Purple Cities Alliance is the result of work that was begun in Torbay England by a man named Norm MacNamera. Norm's life was as ordinary as anyone else's. He worked, spent time with his family, enjoyed his life until the day he heard the diagnosis of Alzheimer's Disease (a few years later the diagnosis would be revised to Lewey Body). As one might imagine, in that moment the world stood still. How could this be happening to him? He realized he had some cognition issues but Alzheimers? He was only 50 years old and that is a disease for old people not someone who was only 50 years old. It was true, he had dementia and he and his family would have to deal with that.
Daily life became more challenging. Things that were simple and routine became strange and frightening at times, with no warning at all he would be lost in his home town, confused about what was expected of him and afraid of the people around him. He had dementia. He realized that nobody in his home town understood what he was dealing with. And so he began, just Norm and his wife Elaine, going from retailer to retailer, visiting restaurants, libraries, anywhere people would gather. He told the owners, managers and staff what he was going through, how they could help people like him simply by knowing a little bit about dementia. People in Torbay listened. The Torbay Dementia Action Alliance was formed. Within a few years Norm was spreading the word all over Britain. He met with the Prime Minister and members of Parliament and they listened too. The UK began working on dementia awareness and leading the rest of the world toward understanding people with dementia.

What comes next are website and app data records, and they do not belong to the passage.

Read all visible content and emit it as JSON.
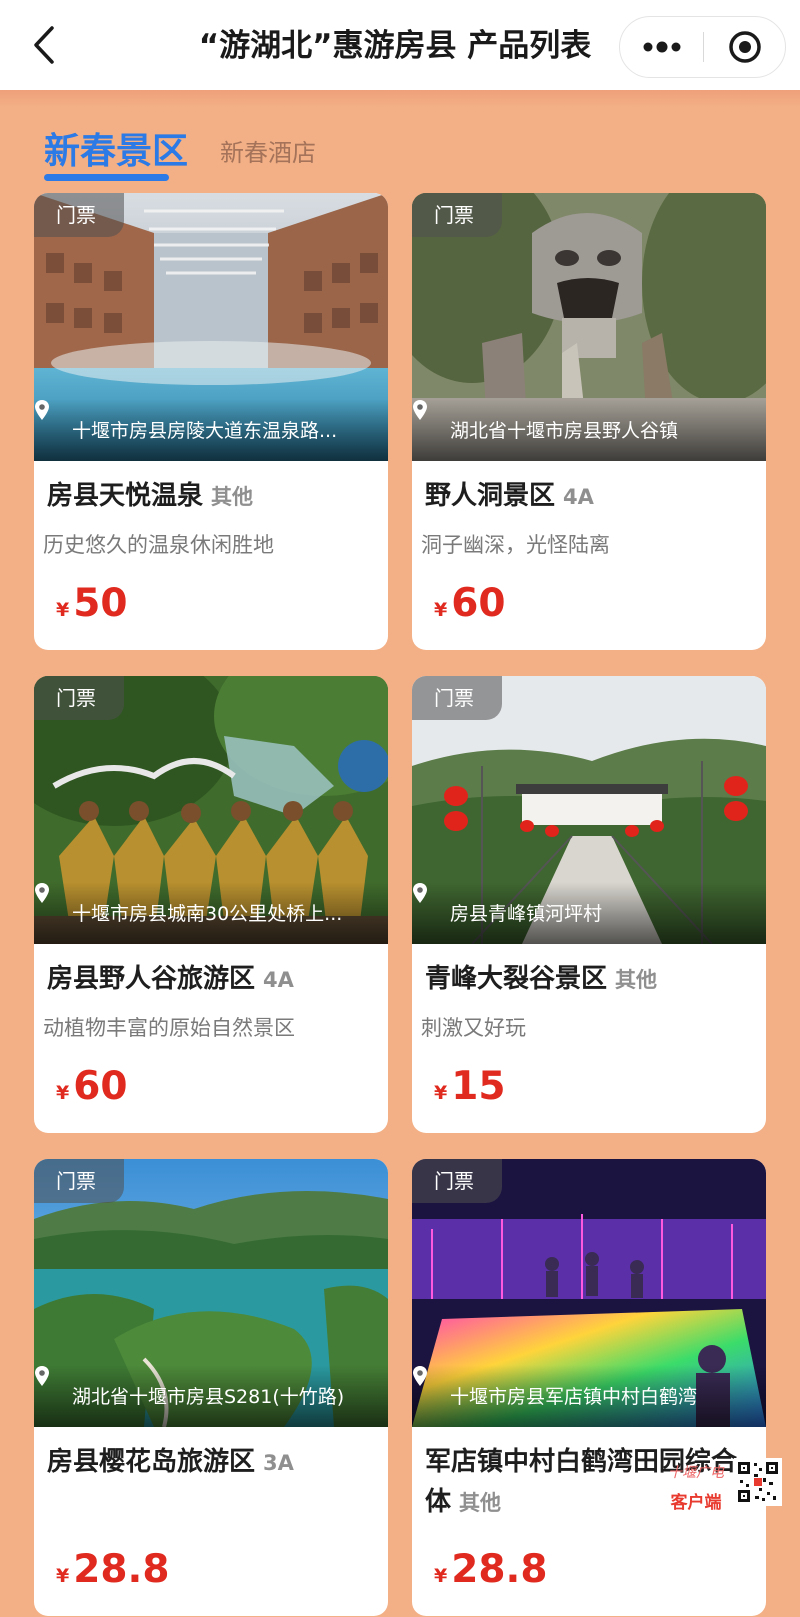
{
  "nav": {
    "title": "“游湖北”惠游房县 产品列表"
  },
  "tabs": {
    "active": "新春景区",
    "inactive": "新春酒店"
  },
  "accent": "#2b7ae6",
  "price_color": "#e02a1f",
  "background": "#f3b086",
  "cards": [
    {
      "tag": "门票",
      "location": "十堰市房县房陵大道东温泉路...",
      "name": "房县天悦温泉",
      "level": "其他",
      "desc": "历史悠久的温泉休闲胜地",
      "yen": "¥",
      "price": "50"
    },
    {
      "tag": "门票",
      "location": "湖北省十堰市房县野人谷镇",
      "name": "野人洞景区",
      "level": "4A",
      "desc": "洞子幽深，光怪陆离",
      "yen": "¥",
      "price": "60"
    },
    {
      "tag": "门票",
      "location": "十堰市房县城南30公里处桥上...",
      "name": "房县野人谷旅游区",
      "level": "4A",
      "desc": "动植物丰富的原始自然景区",
      "yen": "¥",
      "price": "60"
    },
    {
      "tag": "门票",
      "location": "房县青峰镇河坪村",
      "name": "青峰大裂谷景区",
      "level": "其他",
      "desc": "刺激又好玩",
      "yen": "¥",
      "price": "15"
    },
    {
      "tag": "门票",
      "location": "湖北省十堰市房县S281(十竹路)",
      "name": "房县樱花岛旅游区",
      "level": "3A",
      "desc": "",
      "yen": "¥",
      "price": "28.8"
    },
    {
      "tag": "门票",
      "location": "十堰市房县军店镇中村白鹤湾",
      "name": "军店镇中村白鹤湾田园综合体",
      "level": "其他",
      "desc": "",
      "yen": "¥",
      "price": "28.8"
    }
  ],
  "watermark": {
    "brand": "十堰广电",
    "label": "客户端"
  },
  "icons": {
    "back": "chevron-left-icon",
    "more": "more-dots-icon",
    "close": "target-close-icon",
    "pin": "location-pin-icon"
  }
}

The movement spread across Europe and to Australia, Asia, India, Canada and the USA.
If one man with dementia could make such an impact on the world, how much more can we do when we all join with him and follow his lead.
Purple Cities Alliance has begun with Knoxville/Knox County TN. We hope other cities and communities across the country will join us and begin working on creating places where people with dementia can live happily and safely, surrounded by compassionate, understanding neighbors prepared to help when confusion becomes a problem.
Purple Cities Alliance was formed to help educate people about how to respond to someone with dementia. We are totally volunteer based and we do not accept donations. We are a group of people who just want to help change the way people with dementia are viewed and responded to.
One example that Norm shared with us recently will illustrate how this little bit of knowledge can change everything. There was a woman at the grocery store doing her shopping, everything was okay until she got to the check out. She became very upset, was unable to complete her purchase, suddenly lost and afraid, she didn't know where she lived. A young employee had recently completed his short training session and immediately recognized what was happening. He intervened, gently inviting the woman to come sit with him on a bench for a few minutes. His calm approach soothed her and once they were seated and away from everyone else he was able to find out who he could call to come for her. This incident could have had a far different outcome, if the woman panicked and left the store alone, she might have been lost or hurt. Instead her family came to pick her up and she went home safely. This situation and others like it are happening every day all over the world. More and more people are dealing with dementia and many of them are unaware of it.
Purple Cities goal is to give a lot of people just a little knowledge about dementia and how to help. For those who want more information we have a resource page on our website. Our one page handout or our powerpoint presentation (both available for download on our website) will give people some do's and don'ts for dealing with someone who has dementia.
If you are a member of an organization or business that would like to join Purple Cities please fill out the form on our website. Training can be done online or volunteers can come to your meetings and do the training there. We are also available to train members of your organization to do the training for the rest of your group.
For more information email firstname.lastname@example.org or submit the contact us form on our website.
Please help us make the world a safer place for people with dementia.